Dataset rows describing interfaces =
■ ■ ■ ■ ■ ■ ■
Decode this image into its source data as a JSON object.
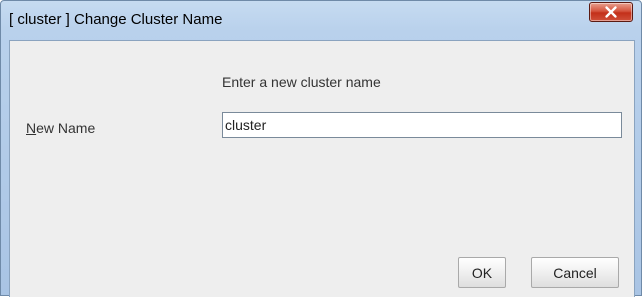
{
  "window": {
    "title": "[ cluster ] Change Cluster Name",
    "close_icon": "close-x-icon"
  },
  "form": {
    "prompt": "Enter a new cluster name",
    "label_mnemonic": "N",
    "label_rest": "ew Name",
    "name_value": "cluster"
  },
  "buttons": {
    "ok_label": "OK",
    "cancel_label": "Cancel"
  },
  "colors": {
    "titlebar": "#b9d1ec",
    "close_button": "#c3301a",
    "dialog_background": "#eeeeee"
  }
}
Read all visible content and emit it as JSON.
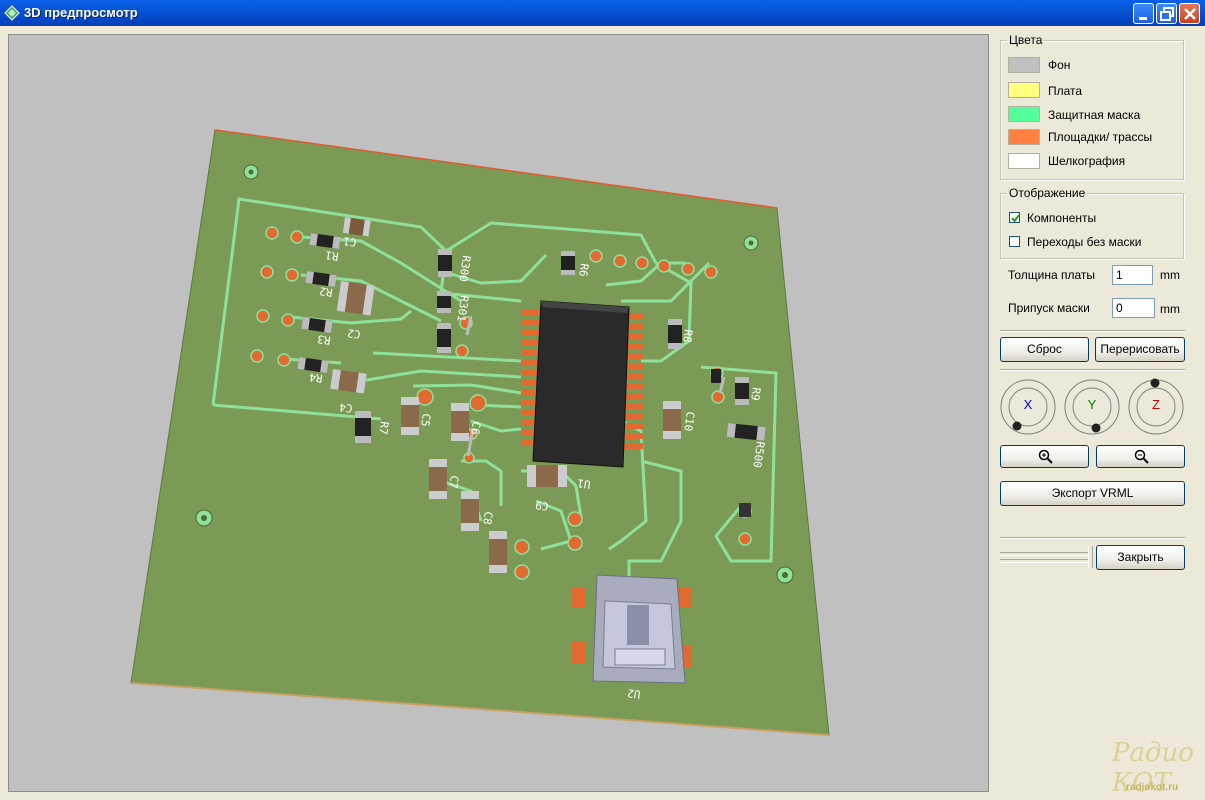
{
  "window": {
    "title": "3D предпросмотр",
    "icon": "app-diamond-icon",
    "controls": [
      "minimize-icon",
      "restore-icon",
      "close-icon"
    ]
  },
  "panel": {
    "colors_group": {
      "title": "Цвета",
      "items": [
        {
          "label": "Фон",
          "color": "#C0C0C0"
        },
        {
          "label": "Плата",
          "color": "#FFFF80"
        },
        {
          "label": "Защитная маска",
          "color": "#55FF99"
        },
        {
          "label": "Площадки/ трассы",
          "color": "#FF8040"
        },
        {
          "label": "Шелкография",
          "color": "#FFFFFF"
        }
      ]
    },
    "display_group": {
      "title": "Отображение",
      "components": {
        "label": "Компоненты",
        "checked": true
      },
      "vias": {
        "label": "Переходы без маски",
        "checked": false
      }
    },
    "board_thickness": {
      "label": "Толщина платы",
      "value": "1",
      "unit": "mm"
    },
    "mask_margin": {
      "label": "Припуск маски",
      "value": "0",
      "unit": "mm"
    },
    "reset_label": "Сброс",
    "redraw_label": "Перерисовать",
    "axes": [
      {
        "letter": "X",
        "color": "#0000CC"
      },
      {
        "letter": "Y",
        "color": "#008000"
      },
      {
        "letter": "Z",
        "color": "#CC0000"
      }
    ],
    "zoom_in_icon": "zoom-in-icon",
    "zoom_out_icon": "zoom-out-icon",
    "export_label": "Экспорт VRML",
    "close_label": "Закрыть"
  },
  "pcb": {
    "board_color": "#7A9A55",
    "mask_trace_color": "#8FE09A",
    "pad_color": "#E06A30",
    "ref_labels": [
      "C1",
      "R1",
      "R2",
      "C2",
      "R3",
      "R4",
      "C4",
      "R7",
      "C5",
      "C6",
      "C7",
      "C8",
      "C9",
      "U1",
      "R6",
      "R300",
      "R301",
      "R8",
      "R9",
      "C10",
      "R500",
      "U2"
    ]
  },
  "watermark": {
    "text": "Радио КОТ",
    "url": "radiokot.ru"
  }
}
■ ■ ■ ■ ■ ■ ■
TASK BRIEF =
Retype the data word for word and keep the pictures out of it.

ANSWER SECTION =
Decode this image into its source data as a JSON object.
{
  "window": {
    "title": "[ cluster ] Change Cluster Name",
    "close_icon": "close-x-icon"
  },
  "form": {
    "prompt": "Enter a new cluster name",
    "label_mnemonic": "N",
    "label_rest": "ew Name",
    "name_value": "cluster"
  },
  "buttons": {
    "ok_label": "OK",
    "cancel_label": "Cancel"
  },
  "colors": {
    "titlebar": "#b9d1ec",
    "close_button": "#c3301a",
    "dialog_background": "#eeeeee"
  }
}
Read all visible content and emit it as JSON.
{
  "window": {
    "title": "3D предпросмотр",
    "icon": "app-diamond-icon",
    "controls": [
      "minimize-icon",
      "restore-icon",
      "close-icon"
    ]
  },
  "panel": {
    "colors_group": {
      "title": "Цвета",
      "items": [
        {
          "label": "Фон",
          "color": "#C0C0C0"
        },
        {
          "label": "Плата",
          "color": "#FFFF80"
        },
        {
          "label": "Защитная маска",
          "color": "#55FF99"
        },
        {
          "label": "Площадки/ трассы",
          "color": "#FF8040"
        },
        {
          "label": "Шелкография",
          "color": "#FFFFFF"
        }
      ]
    },
    "display_group": {
      "title": "Отображение",
      "components": {
        "label": "Компоненты",
        "checked": true
      },
      "vias": {
        "label": "Переходы без маски",
        "checked": false
      }
    },
    "board_thickness": {
      "label": "Толщина платы",
      "value": "1",
      "unit": "mm"
    },
    "mask_margin": {
      "label": "Припуск маски",
      "value": "0",
      "unit": "mm"
    },
    "reset_label": "Сброс",
    "redraw_label": "Перерисовать",
    "axes": [
      {
        "letter": "X",
        "color": "#0000CC"
      },
      {
        "letter": "Y",
        "color": "#008000"
      },
      {
        "letter": "Z",
        "color": "#CC0000"
      }
    ],
    "zoom_in_icon": "zoom-in-icon",
    "zoom_out_icon": "zoom-out-icon",
    "export_label": "Экспорт VRML",
    "close_label": "Закрыть"
  },
  "pcb": {
    "board_color": "#7A9A55",
    "mask_trace_color": "#8FE09A",
    "pad_color": "#E06A30",
    "ref_labels": [
      "C1",
      "R1",
      "R2",
      "C2",
      "R3",
      "R4",
      "C4",
      "R7",
      "C5",
      "C6",
      "C7",
      "C8",
      "C9",
      "U1",
      "R6",
      "R300",
      "R301",
      "R8",
      "R9",
      "C10",
      "R500",
      "U2"
    ]
  },
  "watermark": {
    "text": "Радио КОТ",
    "url": "radiokot.ru"
  }
}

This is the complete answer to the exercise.